Type the records that follow again exactly as written, but drop the pictures.

[AVAILABLE DATA Boundary: Start]

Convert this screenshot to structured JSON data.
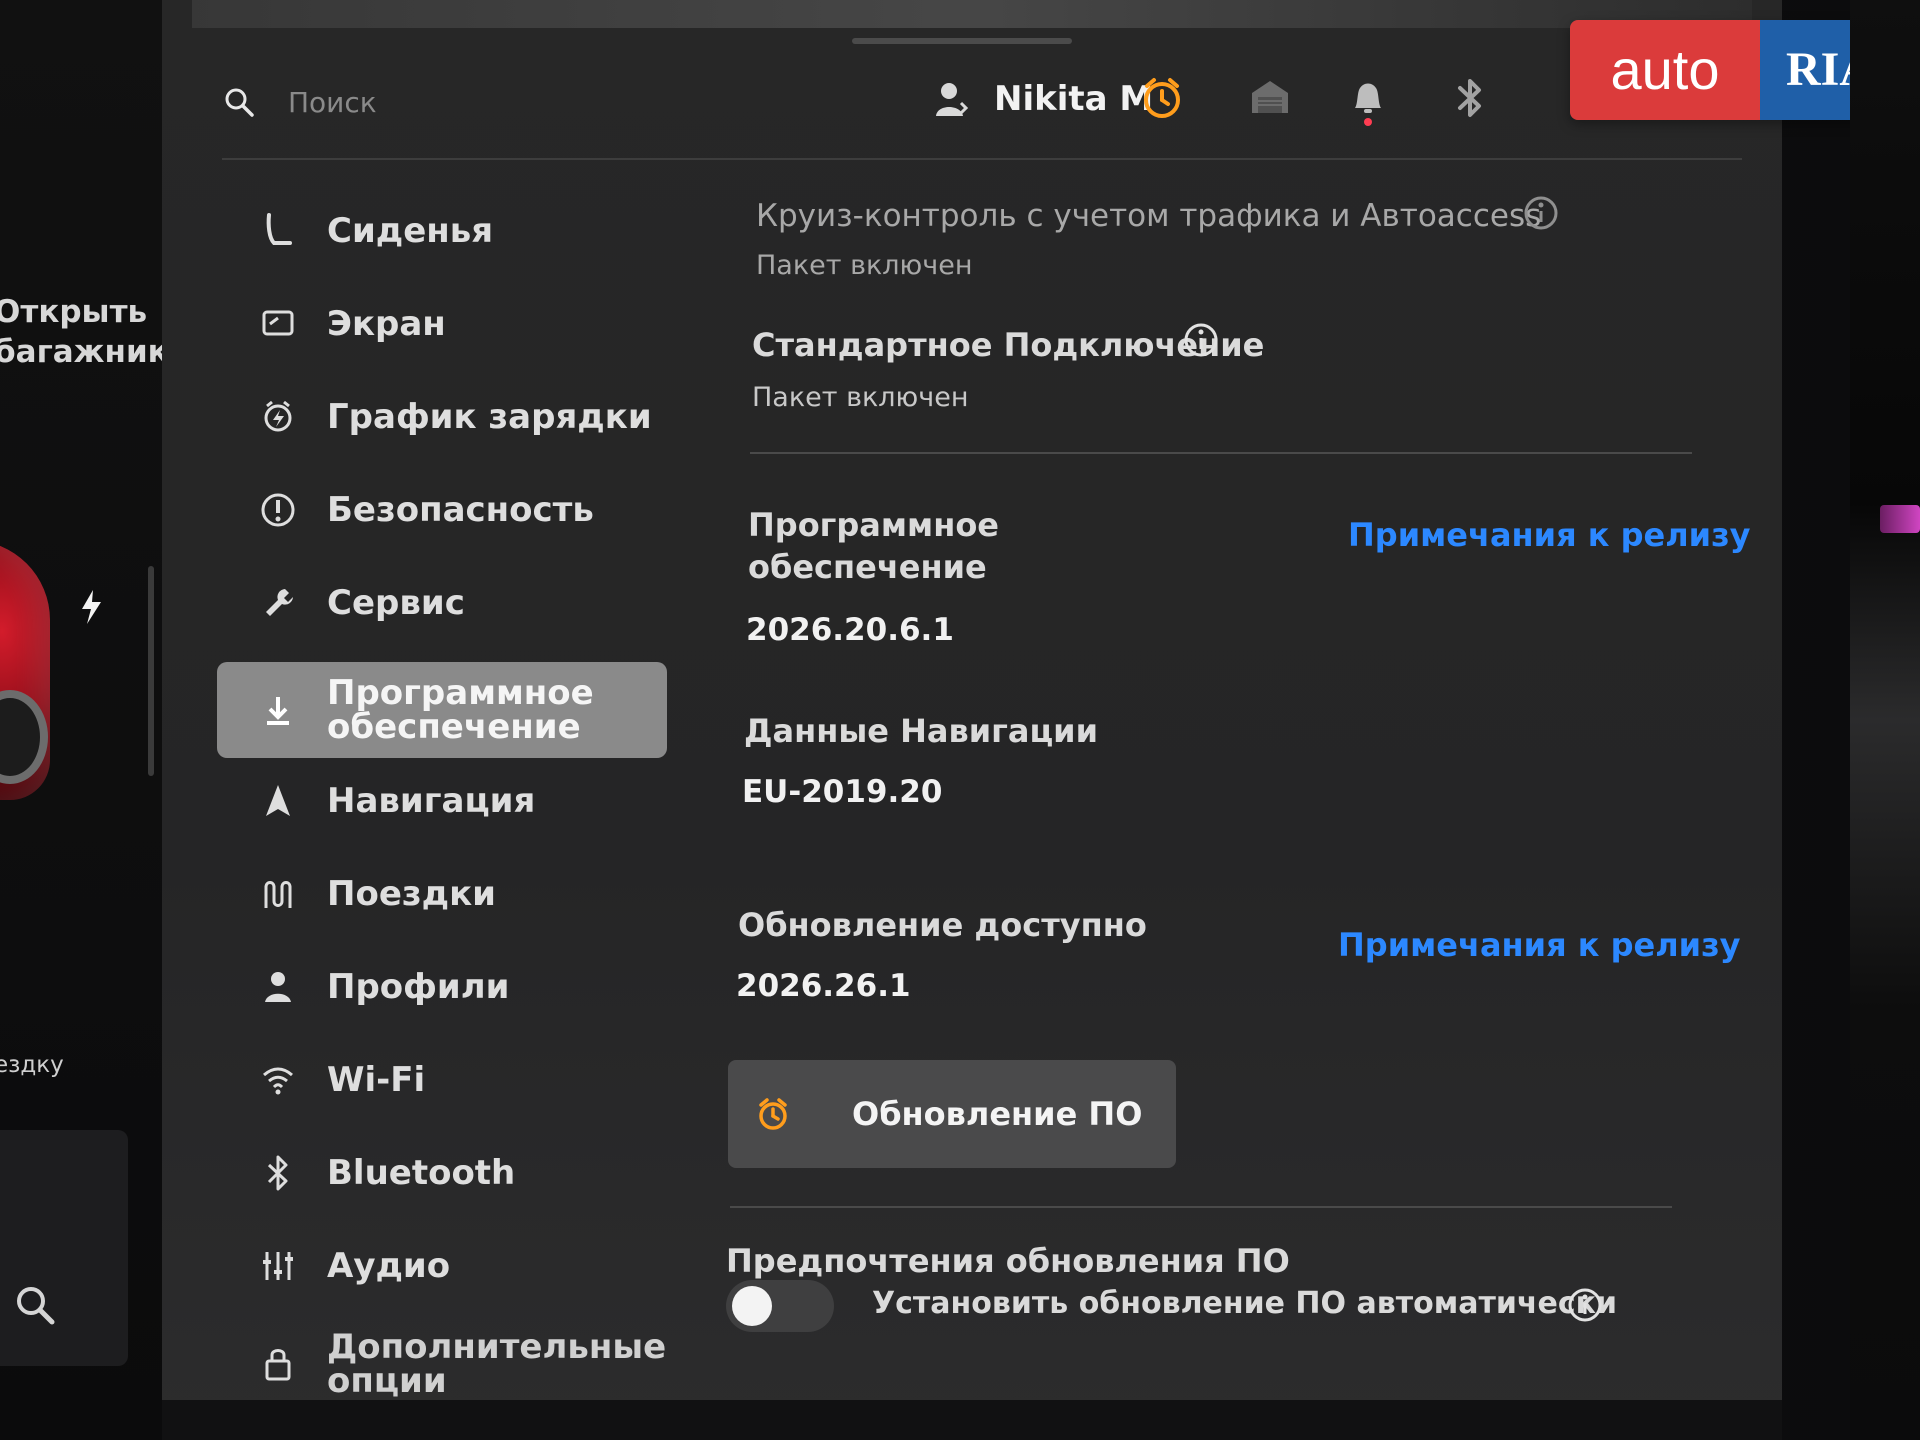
{
  "left_panel": {
    "open_trunk": "Открыть багажник",
    "trip_fragment": "ездку"
  },
  "topbar": {
    "search_placeholder": "Поиск",
    "user_name": "Nikita M"
  },
  "watermark": {
    "left": "auto",
    "right": "RIA"
  },
  "sidebar": {
    "items": [
      {
        "label": "Сиденья",
        "icon": "seat-icon"
      },
      {
        "label": "Экран",
        "icon": "display-icon"
      },
      {
        "label": "График зарядки",
        "icon": "charging-schedule-icon"
      },
      {
        "label": "Безопасность",
        "icon": "safety-icon"
      },
      {
        "label": "Сервис",
        "icon": "wrench-icon"
      },
      {
        "label": "Программное обеспечение",
        "icon": "download-icon"
      },
      {
        "label": "Навигация",
        "icon": "navigation-icon"
      },
      {
        "label": "Поездки",
        "icon": "trips-icon"
      },
      {
        "label": "Профили",
        "icon": "profile-icon"
      },
      {
        "label": "Wi-Fi",
        "icon": "wifi-icon"
      },
      {
        "label": "Bluetooth",
        "icon": "bluetooth-icon"
      },
      {
        "label": "Аудио",
        "icon": "audio-icon"
      },
      {
        "label": "Дополнительные опции",
        "icon": "lock-icon"
      }
    ]
  },
  "content": {
    "cruise_title": "Круиз-контроль с учетом трафика и Автоaccess",
    "cruise_status": "Пакет включен",
    "standard_connection_title": "Стандартное Подключение",
    "standard_connection_status": "Пакет включен",
    "software_title": "Программное обеспечение",
    "release_notes": "Примечания к релизу",
    "software_version": "2026.20.6.1",
    "nav_data_title": "Данные Навигации",
    "nav_data_version": "EU-2019.20",
    "update_available_title": "Обновление доступно",
    "update_available_version": "2026.26.1",
    "update_button": "Обновление ПО",
    "preferences_title": "Предпочтения обновления ПО",
    "auto_install_label": "Установить обновление ПО автоматически"
  },
  "colors": {
    "accent_link": "#2c88ff",
    "alarm_orange": "#ff9d1c",
    "bell_dot": "#ff3d52"
  }
}
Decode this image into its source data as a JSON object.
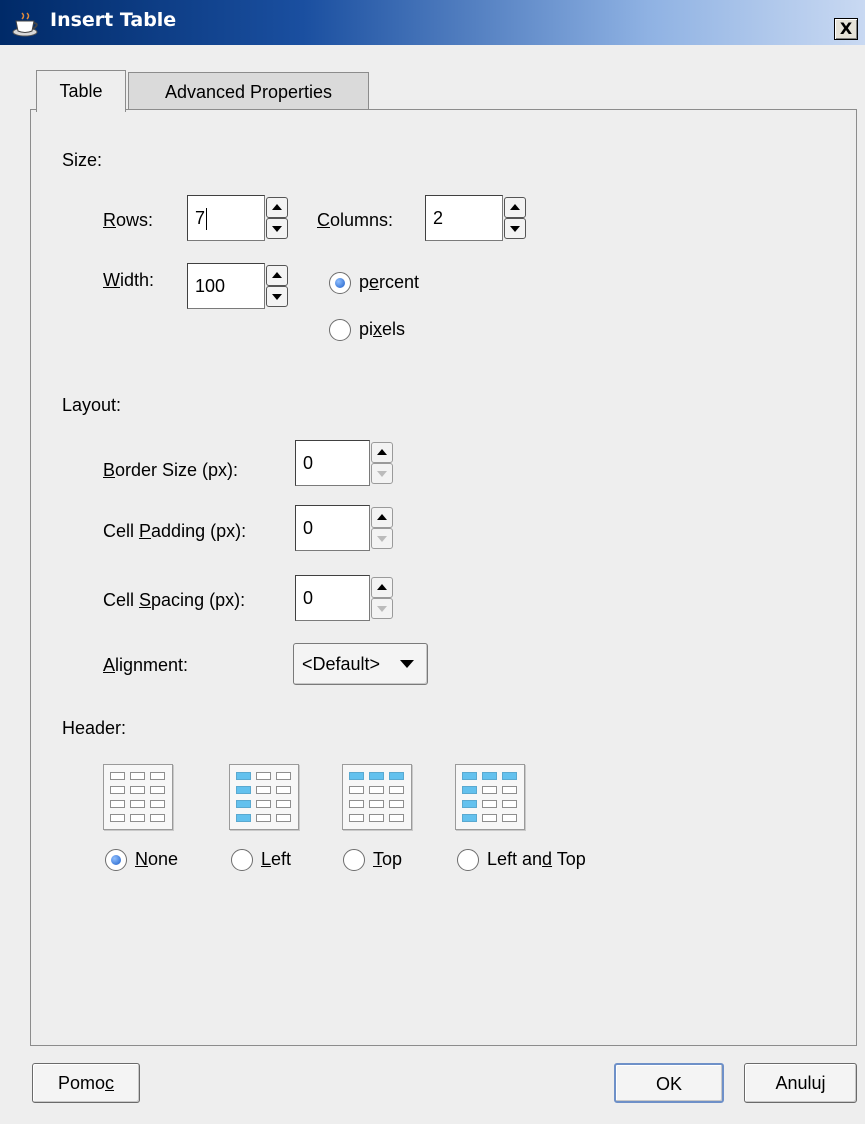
{
  "window": {
    "title": "Insert Table",
    "close_label": "X"
  },
  "tabs": [
    {
      "label": "Table",
      "active": true
    },
    {
      "label": "Advanced Properties",
      "active": false
    }
  ],
  "size": {
    "section_label": "Size:",
    "rows": {
      "prefix": "",
      "accel": "R",
      "rest": "ows:",
      "value": "7"
    },
    "columns": {
      "prefix": "",
      "accel": "C",
      "rest": "olumns:",
      "value": "2"
    },
    "width": {
      "prefix": "",
      "accel": "W",
      "rest": "idth:",
      "value": "100"
    },
    "units": [
      {
        "pre": "p",
        "accel": "e",
        "post": "rcent",
        "selected": true
      },
      {
        "pre": "pi",
        "accel": "x",
        "post": "els",
        "selected": false
      }
    ]
  },
  "layout": {
    "section_label": "Layout:",
    "border": {
      "prefix": "",
      "accel": "B",
      "rest": "order Size (px):",
      "value": "0"
    },
    "padding": {
      "prefix": "Cell ",
      "accel": "P",
      "rest": "adding (px):",
      "value": "0"
    },
    "spacing": {
      "prefix": "Cell ",
      "accel": "S",
      "rest": "pacing (px):",
      "value": "0"
    },
    "alignment": {
      "prefix": "",
      "accel": "A",
      "rest": "lignment:",
      "value": "<Default>"
    }
  },
  "header": {
    "section_label": "Header:",
    "options": [
      {
        "pre": "",
        "accel": "N",
        "post": "one",
        "selected": true,
        "icon": "table-header-none-icon"
      },
      {
        "pre": "",
        "accel": "L",
        "post": "eft",
        "selected": false,
        "icon": "table-header-left-icon"
      },
      {
        "pre": "",
        "accel": "T",
        "post": "op",
        "selected": false,
        "icon": "table-header-top-icon"
      },
      {
        "pre": "Left an",
        "accel": "d",
        "post": " Top",
        "selected": false,
        "icon": "table-header-left-top-icon"
      }
    ]
  },
  "buttons": {
    "help": {
      "pre": "Pomo",
      "accel": "c"
    },
    "ok": "OK",
    "cancel": "Anuluj"
  },
  "colors": {
    "header_cell_highlight": "#63c1ee",
    "title_bar": "#0a3a85"
  }
}
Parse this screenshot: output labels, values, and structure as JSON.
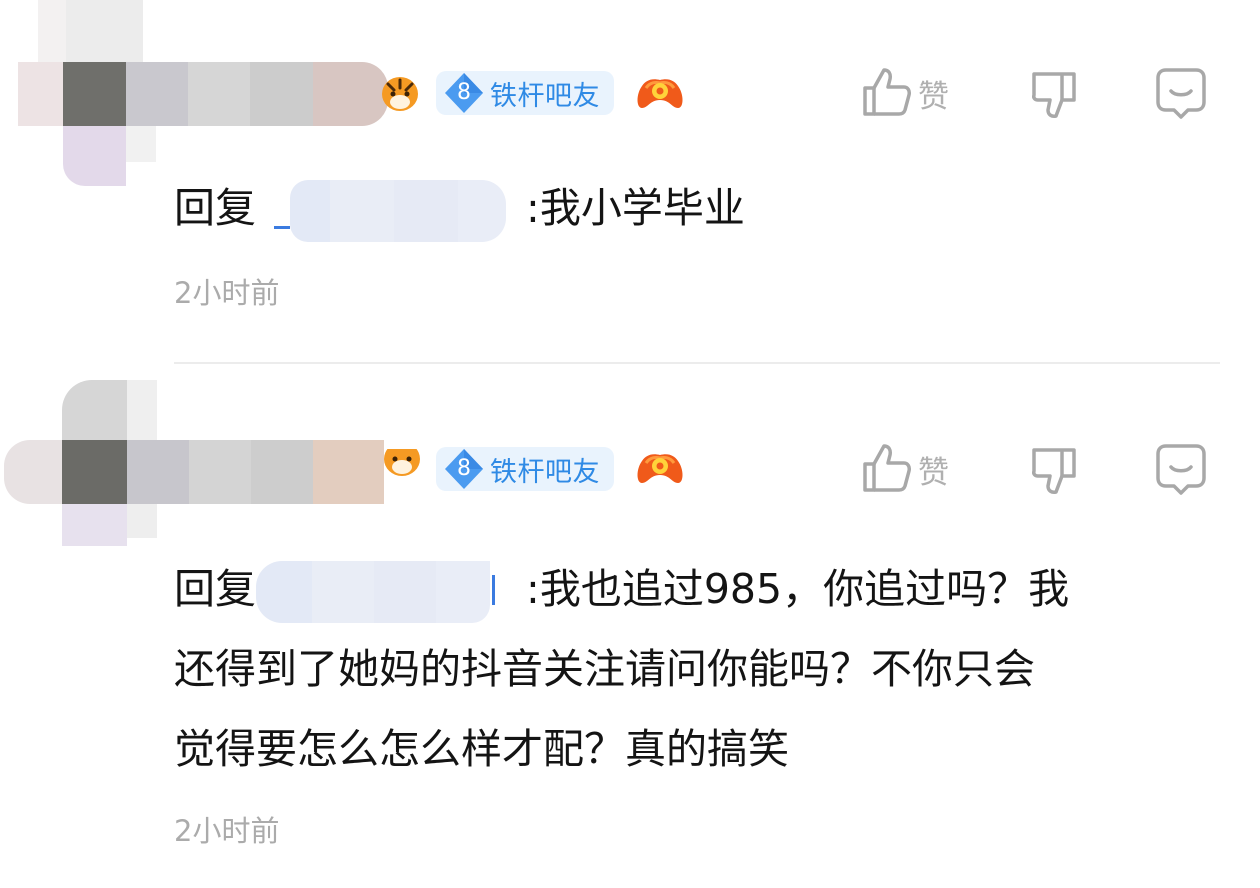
{
  "colors": {
    "badge_bg": "#e9f3fd",
    "badge_text": "#2f8ae5",
    "badge_diamond": "#4b9bf0",
    "action_icon": "#a8a8a8",
    "timestamp": "#ababab",
    "text": "#141414",
    "divider": "#ececec"
  },
  "comments": [
    {
      "username": "[redacted]",
      "level": "8",
      "level_title": "铁杆吧友",
      "badge_icon": "orange-gamepad-icon",
      "actions": {
        "like_icon": "thumbs-up-icon",
        "like_label": "赞",
        "dislike_icon": "thumbs-down-icon",
        "reply_icon": "chat-bubble-icon"
      },
      "reply_prefix": "回复",
      "reply_to": "[redacted]",
      "separator": ":",
      "text": "我小学毕业",
      "time": "2小时前"
    },
    {
      "username": "[redacted]",
      "level": "8",
      "level_title": "铁杆吧友",
      "badge_icon": "orange-gamepad-icon",
      "actions": {
        "like_icon": "thumbs-up-icon",
        "like_label": "赞",
        "dislike_icon": "thumbs-down-icon",
        "reply_icon": "chat-bubble-icon"
      },
      "reply_prefix": "回复",
      "reply_to": "[redacted]",
      "separator": ":",
      "text_lines": [
        "我也追过985，你追过吗？我",
        "还得到了她妈的抖音关注请问你能吗？不你只会",
        "觉得要怎么怎么样才配？真的搞笑"
      ],
      "time": "2小时前"
    }
  ]
}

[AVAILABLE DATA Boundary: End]

REPLY:
Convert this screenshot to structured JSON data.
{
  "left_panel": {
    "open_trunk": "Открыть багажник",
    "trip_fragment": "ездку"
  },
  "topbar": {
    "search_placeholder": "Поиск",
    "user_name": "Nikita M"
  },
  "watermark": {
    "left": "auto",
    "right": "RIA"
  },
  "sidebar": {
    "items": [
      {
        "label": "Сиденья",
        "icon": "seat-icon"
      },
      {
        "label": "Экран",
        "icon": "display-icon"
      },
      {
        "label": "График зарядки",
        "icon": "charging-schedule-icon"
      },
      {
        "label": "Безопасность",
        "icon": "safety-icon"
      },
      {
        "label": "Сервис",
        "icon": "wrench-icon"
      },
      {
        "label": "Программное обеспечение",
        "icon": "download-icon"
      },
      {
        "label": "Навигация",
        "icon": "navigation-icon"
      },
      {
        "label": "Поездки",
        "icon": "trips-icon"
      },
      {
        "label": "Профили",
        "icon": "profile-icon"
      },
      {
        "label": "Wi-Fi",
        "icon": "wifi-icon"
      },
      {
        "label": "Bluetooth",
        "icon": "bluetooth-icon"
      },
      {
        "label": "Аудио",
        "icon": "audio-icon"
      },
      {
        "label": "Дополнительные опции",
        "icon": "lock-icon"
      }
    ]
  },
  "content": {
    "cruise_title": "Круиз-контроль с учетом трафика и Автоaccess",
    "cruise_status": "Пакет включен",
    "standard_connection_title": "Стандартное Подключение",
    "standard_connection_status": "Пакет включен",
    "software_title": "Программное обеспечение",
    "release_notes": "Примечания к релизу",
    "software_version": "2026.20.6.1",
    "nav_data_title": "Данные Навигации",
    "nav_data_version": "EU-2019.20",
    "update_available_title": "Обновление доступно",
    "update_available_version": "2026.26.1",
    "update_button": "Обновление ПО",
    "preferences_title": "Предпочтения обновления ПО",
    "auto_install_label": "Установить обновление ПО автоматически"
  },
  "colors": {
    "accent_link": "#2c88ff",
    "alarm_orange": "#ff9d1c",
    "bell_dot": "#ff3d52"
  }
}
Decode this image into its source data as a JSON object.
{
  "window": {
    "title": "Insert Table",
    "close_label": "X"
  },
  "tabs": [
    {
      "label": "Table",
      "active": true
    },
    {
      "label": "Advanced Properties",
      "active": false
    }
  ],
  "size": {
    "section_label": "Size:",
    "rows": {
      "prefix": "",
      "accel": "R",
      "rest": "ows:",
      "value": "7"
    },
    "columns": {
      "prefix": "",
      "accel": "C",
      "rest": "olumns:",
      "value": "2"
    },
    "width": {
      "prefix": "",
      "accel": "W",
      "rest": "idth:",
      "value": "100"
    },
    "units": [
      {
        "pre": "p",
        "accel": "e",
        "post": "rcent",
        "selected": true
      },
      {
        "pre": "pi",
        "accel": "x",
        "post": "els",
        "selected": false
      }
    ]
  },
  "layout": {
    "section_label": "Layout:",
    "border": {
      "prefix": "",
      "accel": "B",
      "rest": "order Size (px):",
      "value": "0"
    },
    "padding": {
      "prefix": "Cell ",
      "accel": "P",
      "rest": "adding (px):",
      "value": "0"
    },
    "spacing": {
      "prefix": "Cell ",
      "accel": "S",
      "rest": "pacing (px):",
      "value": "0"
    },
    "alignment": {
      "prefix": "",
      "accel": "A",
      "rest": "lignment:",
      "value": "<Default>"
    }
  },
  "header": {
    "section_label": "Header:",
    "options": [
      {
        "pre": "",
        "accel": "N",
        "post": "one",
        "selected": true,
        "icon": "table-header-none-icon"
      },
      {
        "pre": "",
        "accel": "L",
        "post": "eft",
        "selected": false,
        "icon": "table-header-left-icon"
      },
      {
        "pre": "",
        "accel": "T",
        "post": "op",
        "selected": false,
        "icon": "table-header-top-icon"
      },
      {
        "pre": "Left an",
        "accel": "d",
        "post": " Top",
        "selected": false,
        "icon": "table-header-left-top-icon"
      }
    ]
  },
  "buttons": {
    "help": {
      "pre": "Pomo",
      "accel": "c"
    },
    "ok": "OK",
    "cancel": "Anuluj"
  },
  "colors": {
    "header_cell_highlight": "#63c1ee",
    "title_bar": "#0a3a85"
  }
}
Parse this screenshot: output labels, values, and structure as JSON.
{
  "colors": {
    "badge_bg": "#e9f3fd",
    "badge_text": "#2f8ae5",
    "badge_diamond": "#4b9bf0",
    "action_icon": "#a8a8a8",
    "timestamp": "#ababab",
    "text": "#141414",
    "divider": "#ececec"
  },
  "comments": [
    {
      "username": "[redacted]",
      "level": "8",
      "level_title": "铁杆吧友",
      "badge_icon": "orange-gamepad-icon",
      "actions": {
        "like_icon": "thumbs-up-icon",
        "like_label": "赞",
        "dislike_icon": "thumbs-down-icon",
        "reply_icon": "chat-bubble-icon"
      },
      "reply_prefix": "回复",
      "reply_to": "[redacted]",
      "separator": ":",
      "text": "我小学毕业",
      "time": "2小时前"
    },
    {
      "username": "[redacted]",
      "level": "8",
      "level_title": "铁杆吧友",
      "badge_icon": "orange-gamepad-icon",
      "actions": {
        "like_icon": "thumbs-up-icon",
        "like_label": "赞",
        "dislike_icon": "thumbs-down-icon",
        "reply_icon": "chat-bubble-icon"
      },
      "reply_prefix": "回复",
      "reply_to": "[redacted]",
      "separator": ":",
      "text_lines": [
        "我也追过985，你追过吗？我",
        "还得到了她妈的抖音关注请问你能吗？不你只会",
        "觉得要怎么怎么样才配？真的搞笑"
      ],
      "time": "2小时前"
    }
  ]
}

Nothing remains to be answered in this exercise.